-- Opening Marker --
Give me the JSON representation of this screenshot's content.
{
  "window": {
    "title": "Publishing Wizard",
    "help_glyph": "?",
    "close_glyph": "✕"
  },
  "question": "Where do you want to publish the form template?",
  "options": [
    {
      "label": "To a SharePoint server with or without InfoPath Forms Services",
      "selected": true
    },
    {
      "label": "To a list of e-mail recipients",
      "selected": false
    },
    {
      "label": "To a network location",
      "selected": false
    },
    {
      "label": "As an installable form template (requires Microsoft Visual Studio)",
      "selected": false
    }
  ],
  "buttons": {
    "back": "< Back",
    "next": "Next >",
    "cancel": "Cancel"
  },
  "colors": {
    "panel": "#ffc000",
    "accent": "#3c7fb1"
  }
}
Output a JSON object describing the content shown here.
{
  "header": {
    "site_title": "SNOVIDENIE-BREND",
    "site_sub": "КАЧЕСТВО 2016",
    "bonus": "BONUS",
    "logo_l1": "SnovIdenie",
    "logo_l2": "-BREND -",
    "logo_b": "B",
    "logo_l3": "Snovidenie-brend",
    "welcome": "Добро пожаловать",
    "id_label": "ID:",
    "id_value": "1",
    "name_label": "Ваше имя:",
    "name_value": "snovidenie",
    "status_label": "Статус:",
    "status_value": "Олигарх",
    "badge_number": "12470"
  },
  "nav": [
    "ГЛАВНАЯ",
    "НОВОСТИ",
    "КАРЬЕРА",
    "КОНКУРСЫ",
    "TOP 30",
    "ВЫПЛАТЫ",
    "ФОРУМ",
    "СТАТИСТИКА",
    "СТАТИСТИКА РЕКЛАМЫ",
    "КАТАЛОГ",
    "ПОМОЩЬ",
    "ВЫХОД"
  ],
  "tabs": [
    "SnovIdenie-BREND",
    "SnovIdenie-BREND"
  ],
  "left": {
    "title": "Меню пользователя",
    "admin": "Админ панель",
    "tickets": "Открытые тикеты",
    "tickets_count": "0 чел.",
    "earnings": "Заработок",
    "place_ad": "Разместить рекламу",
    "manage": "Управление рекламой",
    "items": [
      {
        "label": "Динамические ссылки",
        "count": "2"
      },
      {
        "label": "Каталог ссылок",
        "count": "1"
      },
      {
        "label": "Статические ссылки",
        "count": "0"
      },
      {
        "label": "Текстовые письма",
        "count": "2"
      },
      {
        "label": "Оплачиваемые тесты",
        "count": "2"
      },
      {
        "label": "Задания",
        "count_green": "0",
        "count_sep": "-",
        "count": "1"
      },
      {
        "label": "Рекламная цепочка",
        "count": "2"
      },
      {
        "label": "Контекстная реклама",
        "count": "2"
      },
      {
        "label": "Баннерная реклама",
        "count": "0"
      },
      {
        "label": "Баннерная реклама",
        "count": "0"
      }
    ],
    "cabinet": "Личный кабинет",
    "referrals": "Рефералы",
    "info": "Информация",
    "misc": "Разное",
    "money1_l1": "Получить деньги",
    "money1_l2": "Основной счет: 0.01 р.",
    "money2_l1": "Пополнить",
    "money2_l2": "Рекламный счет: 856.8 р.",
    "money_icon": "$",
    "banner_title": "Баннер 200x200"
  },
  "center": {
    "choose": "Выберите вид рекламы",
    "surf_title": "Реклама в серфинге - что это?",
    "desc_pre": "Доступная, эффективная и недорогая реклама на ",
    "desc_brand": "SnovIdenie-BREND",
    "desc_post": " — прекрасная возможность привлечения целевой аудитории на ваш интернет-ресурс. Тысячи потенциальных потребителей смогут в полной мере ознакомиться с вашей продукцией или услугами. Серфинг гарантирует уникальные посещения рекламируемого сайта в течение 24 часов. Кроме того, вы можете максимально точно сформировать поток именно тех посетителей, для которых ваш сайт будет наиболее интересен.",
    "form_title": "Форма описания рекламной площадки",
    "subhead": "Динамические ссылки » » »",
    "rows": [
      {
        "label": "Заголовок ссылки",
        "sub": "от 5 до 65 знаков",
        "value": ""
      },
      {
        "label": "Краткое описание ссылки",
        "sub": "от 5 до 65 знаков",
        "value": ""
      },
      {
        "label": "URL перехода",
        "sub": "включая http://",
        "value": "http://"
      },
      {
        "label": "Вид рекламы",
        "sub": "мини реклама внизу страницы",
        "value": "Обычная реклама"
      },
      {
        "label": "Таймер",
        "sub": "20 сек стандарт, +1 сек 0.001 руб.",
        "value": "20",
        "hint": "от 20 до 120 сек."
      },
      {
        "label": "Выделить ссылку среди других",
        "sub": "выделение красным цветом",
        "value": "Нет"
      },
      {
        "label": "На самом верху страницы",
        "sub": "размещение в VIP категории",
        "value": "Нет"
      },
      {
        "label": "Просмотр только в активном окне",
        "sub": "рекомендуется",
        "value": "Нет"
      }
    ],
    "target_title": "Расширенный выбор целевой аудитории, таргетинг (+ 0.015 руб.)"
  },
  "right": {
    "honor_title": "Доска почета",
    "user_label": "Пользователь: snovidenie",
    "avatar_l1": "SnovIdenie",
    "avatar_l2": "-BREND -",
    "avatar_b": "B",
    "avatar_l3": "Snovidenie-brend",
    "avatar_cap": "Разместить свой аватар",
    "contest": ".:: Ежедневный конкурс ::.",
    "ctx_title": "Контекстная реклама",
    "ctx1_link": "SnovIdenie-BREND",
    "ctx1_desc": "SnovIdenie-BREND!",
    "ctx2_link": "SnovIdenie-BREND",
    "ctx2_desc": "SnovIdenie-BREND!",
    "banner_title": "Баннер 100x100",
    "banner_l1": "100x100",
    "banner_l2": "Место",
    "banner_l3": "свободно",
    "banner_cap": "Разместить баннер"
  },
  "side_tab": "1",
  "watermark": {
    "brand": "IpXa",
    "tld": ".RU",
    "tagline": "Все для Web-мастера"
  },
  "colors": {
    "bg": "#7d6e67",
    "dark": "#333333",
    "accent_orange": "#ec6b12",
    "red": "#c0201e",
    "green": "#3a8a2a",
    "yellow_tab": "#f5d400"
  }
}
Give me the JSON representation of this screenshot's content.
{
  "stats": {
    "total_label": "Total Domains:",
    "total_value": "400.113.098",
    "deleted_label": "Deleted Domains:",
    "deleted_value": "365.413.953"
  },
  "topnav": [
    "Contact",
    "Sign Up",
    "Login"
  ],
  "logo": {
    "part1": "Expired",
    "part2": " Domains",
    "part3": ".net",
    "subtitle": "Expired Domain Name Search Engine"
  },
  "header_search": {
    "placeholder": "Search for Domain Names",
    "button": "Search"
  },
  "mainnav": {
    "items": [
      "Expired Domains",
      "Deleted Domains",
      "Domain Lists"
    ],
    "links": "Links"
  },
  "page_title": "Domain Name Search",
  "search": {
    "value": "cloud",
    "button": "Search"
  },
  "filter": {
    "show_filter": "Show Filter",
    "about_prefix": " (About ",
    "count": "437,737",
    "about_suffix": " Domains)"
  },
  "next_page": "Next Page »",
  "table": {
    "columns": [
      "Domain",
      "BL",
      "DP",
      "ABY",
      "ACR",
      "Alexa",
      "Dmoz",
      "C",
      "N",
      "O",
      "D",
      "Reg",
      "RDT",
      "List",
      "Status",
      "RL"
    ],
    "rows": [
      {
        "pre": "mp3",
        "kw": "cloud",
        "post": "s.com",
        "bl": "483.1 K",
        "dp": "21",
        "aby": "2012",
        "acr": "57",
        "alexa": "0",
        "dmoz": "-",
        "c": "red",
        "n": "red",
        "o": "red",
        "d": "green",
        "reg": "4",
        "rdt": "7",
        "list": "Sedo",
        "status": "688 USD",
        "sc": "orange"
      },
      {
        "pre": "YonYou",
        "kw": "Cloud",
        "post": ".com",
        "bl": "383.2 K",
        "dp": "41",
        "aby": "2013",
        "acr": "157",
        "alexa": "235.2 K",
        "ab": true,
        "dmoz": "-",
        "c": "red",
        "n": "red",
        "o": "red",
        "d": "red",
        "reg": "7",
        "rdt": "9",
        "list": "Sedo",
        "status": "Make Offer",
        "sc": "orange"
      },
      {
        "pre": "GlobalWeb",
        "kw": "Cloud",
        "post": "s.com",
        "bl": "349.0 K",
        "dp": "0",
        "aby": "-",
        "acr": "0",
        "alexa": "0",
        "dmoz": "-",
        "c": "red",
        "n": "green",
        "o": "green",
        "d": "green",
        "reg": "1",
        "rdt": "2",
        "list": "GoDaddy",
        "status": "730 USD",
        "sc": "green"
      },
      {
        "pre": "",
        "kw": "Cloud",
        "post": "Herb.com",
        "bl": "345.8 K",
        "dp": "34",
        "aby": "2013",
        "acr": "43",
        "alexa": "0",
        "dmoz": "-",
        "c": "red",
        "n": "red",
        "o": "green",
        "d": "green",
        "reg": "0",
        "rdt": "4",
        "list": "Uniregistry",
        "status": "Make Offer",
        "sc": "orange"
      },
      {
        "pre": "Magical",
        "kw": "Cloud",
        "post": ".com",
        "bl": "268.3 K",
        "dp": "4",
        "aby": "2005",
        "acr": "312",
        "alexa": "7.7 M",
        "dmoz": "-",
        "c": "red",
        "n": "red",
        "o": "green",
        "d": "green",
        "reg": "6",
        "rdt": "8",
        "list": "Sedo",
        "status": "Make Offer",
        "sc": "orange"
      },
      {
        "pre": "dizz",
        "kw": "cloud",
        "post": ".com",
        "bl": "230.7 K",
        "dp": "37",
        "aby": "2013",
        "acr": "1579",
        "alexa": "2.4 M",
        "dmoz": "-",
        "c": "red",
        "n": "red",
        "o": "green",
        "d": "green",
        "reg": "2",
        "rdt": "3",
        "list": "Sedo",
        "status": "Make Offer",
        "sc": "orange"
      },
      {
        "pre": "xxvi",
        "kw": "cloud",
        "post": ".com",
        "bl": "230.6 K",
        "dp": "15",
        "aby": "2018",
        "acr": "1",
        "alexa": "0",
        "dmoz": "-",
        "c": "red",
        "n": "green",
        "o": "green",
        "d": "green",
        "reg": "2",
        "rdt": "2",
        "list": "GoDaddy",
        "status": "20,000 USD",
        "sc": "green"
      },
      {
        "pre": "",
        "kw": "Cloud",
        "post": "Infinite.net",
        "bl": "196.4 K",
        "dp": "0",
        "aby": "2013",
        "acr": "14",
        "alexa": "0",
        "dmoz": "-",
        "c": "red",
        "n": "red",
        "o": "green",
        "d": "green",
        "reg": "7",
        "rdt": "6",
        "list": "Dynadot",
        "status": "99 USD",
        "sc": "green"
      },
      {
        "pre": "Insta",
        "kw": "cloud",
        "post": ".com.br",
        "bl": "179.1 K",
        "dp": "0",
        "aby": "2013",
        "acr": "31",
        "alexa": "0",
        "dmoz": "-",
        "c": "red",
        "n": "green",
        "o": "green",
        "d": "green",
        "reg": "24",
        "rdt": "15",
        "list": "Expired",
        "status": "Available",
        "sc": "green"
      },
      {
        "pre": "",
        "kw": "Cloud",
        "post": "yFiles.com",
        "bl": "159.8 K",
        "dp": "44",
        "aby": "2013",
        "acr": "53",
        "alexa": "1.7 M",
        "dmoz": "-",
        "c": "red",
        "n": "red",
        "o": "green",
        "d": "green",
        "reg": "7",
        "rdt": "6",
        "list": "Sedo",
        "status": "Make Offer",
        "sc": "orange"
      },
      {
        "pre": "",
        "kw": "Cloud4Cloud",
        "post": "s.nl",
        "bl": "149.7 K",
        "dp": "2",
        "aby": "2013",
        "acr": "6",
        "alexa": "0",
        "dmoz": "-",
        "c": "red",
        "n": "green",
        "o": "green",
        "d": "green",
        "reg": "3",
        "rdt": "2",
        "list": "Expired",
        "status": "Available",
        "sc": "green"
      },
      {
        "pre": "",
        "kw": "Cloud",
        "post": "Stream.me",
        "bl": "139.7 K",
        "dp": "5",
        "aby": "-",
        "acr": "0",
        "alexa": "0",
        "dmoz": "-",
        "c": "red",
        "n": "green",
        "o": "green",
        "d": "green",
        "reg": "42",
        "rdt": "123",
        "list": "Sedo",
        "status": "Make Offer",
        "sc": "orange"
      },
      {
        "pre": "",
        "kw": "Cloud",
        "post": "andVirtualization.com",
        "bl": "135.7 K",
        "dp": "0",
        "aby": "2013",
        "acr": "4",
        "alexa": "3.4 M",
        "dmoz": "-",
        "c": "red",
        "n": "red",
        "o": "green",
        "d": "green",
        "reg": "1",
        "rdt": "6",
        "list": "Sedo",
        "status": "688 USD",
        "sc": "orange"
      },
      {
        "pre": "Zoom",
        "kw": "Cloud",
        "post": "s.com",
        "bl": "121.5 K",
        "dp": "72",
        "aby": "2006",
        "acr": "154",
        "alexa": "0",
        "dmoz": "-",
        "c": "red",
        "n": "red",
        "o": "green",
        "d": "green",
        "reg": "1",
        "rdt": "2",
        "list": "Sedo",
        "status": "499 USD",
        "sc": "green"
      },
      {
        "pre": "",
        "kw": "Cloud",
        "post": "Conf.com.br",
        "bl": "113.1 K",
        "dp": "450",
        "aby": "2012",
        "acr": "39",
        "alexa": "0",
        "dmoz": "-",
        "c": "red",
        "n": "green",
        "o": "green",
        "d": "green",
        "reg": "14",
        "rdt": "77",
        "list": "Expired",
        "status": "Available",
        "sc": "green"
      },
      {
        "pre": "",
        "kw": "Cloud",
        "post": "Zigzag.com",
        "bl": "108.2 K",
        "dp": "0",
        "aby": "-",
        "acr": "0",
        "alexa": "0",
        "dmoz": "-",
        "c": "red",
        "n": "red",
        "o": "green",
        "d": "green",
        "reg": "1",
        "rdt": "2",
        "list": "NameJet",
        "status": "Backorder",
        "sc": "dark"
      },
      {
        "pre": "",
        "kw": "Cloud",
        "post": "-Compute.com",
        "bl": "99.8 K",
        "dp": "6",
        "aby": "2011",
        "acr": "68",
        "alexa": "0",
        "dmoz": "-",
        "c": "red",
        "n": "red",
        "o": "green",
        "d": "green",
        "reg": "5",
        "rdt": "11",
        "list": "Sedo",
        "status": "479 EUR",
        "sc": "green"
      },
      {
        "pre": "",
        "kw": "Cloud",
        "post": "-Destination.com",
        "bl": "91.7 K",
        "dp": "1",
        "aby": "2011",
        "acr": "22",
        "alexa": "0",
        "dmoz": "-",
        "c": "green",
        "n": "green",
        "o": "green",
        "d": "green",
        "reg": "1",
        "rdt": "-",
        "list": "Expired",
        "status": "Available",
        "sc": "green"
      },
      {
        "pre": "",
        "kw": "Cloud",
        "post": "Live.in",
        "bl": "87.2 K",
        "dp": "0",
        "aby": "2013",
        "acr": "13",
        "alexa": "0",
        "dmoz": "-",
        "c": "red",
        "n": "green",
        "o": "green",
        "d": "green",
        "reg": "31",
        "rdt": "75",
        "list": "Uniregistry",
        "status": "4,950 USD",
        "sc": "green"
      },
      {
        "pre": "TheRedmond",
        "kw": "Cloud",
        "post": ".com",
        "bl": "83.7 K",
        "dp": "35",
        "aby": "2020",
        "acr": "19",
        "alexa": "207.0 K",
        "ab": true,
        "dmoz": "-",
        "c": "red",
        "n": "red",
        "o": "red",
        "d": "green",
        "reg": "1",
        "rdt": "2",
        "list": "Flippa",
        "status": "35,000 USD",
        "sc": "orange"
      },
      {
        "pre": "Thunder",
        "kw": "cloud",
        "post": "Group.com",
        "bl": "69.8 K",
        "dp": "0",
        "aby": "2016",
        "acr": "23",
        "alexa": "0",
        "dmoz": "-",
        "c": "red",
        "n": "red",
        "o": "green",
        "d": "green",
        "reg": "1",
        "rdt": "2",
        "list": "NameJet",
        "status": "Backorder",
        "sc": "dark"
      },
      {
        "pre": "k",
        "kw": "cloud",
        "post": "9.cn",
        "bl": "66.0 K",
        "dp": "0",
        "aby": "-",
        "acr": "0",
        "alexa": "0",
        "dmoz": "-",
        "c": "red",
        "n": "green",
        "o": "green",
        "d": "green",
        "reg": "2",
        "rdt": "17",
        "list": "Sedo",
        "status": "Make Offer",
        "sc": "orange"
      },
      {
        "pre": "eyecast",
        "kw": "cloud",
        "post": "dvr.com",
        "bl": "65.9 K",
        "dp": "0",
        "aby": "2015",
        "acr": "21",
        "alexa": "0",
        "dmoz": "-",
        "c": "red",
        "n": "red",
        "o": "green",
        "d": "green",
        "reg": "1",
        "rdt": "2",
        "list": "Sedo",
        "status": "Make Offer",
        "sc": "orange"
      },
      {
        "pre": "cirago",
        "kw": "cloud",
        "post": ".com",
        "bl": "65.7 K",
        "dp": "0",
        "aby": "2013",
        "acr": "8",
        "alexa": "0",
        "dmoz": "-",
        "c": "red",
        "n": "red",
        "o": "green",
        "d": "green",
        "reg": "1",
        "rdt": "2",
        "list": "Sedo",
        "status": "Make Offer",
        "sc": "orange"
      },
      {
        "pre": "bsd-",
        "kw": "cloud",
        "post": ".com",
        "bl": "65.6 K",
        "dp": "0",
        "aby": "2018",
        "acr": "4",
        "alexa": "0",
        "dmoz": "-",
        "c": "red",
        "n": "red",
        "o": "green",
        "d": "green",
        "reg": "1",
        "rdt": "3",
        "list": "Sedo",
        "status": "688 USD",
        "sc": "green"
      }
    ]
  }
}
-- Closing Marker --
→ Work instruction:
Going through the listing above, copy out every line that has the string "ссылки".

→ Problem solution:
        "label": "Динамические ссылки",
        "label": "Статические ссылки",
    "subhead": "Динамические ссылки » » »",
        "label": "Заголовок ссылки",
        "label": "Краткое описание ссылки",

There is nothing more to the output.